(Beginning of Data records)
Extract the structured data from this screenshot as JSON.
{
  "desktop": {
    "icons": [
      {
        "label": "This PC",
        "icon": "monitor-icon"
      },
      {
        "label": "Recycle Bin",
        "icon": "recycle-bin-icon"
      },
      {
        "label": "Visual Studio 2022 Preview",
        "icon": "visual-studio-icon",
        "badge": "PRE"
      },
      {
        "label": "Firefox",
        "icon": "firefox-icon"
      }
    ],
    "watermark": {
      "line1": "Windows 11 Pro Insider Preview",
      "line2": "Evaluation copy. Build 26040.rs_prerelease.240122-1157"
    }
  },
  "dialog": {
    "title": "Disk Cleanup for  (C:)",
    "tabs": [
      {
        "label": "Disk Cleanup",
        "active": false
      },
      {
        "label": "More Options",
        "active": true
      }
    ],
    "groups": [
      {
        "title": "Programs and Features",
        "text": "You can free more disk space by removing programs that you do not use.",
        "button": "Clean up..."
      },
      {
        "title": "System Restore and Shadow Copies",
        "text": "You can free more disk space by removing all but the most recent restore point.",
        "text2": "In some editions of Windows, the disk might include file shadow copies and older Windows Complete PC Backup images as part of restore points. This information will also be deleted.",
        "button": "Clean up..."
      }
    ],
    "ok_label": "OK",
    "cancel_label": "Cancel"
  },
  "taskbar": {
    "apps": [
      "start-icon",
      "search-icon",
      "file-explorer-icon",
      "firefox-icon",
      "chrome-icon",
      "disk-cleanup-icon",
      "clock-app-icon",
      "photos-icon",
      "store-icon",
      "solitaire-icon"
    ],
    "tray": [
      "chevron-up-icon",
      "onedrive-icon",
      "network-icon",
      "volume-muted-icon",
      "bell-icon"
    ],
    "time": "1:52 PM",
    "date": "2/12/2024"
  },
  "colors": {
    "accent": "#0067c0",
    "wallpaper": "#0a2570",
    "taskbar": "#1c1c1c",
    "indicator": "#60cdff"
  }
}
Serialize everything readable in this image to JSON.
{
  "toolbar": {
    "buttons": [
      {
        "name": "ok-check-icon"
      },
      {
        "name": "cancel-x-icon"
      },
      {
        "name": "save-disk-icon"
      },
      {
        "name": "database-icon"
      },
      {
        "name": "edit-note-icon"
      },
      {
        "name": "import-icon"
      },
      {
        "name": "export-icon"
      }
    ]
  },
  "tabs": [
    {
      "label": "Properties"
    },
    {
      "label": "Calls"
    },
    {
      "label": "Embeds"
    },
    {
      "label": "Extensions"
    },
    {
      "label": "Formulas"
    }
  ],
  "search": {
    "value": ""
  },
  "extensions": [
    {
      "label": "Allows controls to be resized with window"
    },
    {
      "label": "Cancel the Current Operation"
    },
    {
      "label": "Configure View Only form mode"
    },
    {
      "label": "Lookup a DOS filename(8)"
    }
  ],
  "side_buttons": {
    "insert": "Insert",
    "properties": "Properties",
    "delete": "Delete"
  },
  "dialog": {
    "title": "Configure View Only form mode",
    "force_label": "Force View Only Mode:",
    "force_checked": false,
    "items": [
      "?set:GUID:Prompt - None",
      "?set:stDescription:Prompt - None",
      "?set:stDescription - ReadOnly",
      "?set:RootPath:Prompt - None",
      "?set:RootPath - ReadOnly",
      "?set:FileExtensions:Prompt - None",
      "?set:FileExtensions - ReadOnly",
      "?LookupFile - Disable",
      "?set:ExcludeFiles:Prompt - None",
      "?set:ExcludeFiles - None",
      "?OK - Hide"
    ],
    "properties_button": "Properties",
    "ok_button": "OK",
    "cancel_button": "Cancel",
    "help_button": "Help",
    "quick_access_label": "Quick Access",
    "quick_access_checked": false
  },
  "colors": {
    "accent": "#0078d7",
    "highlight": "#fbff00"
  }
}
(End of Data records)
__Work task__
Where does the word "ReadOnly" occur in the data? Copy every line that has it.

__Answer to the problem__
      "?set:stDescription - ReadOnly",
      "?set:RootPath - ReadOnly",
      "?set:FileExtensions - ReadOnly",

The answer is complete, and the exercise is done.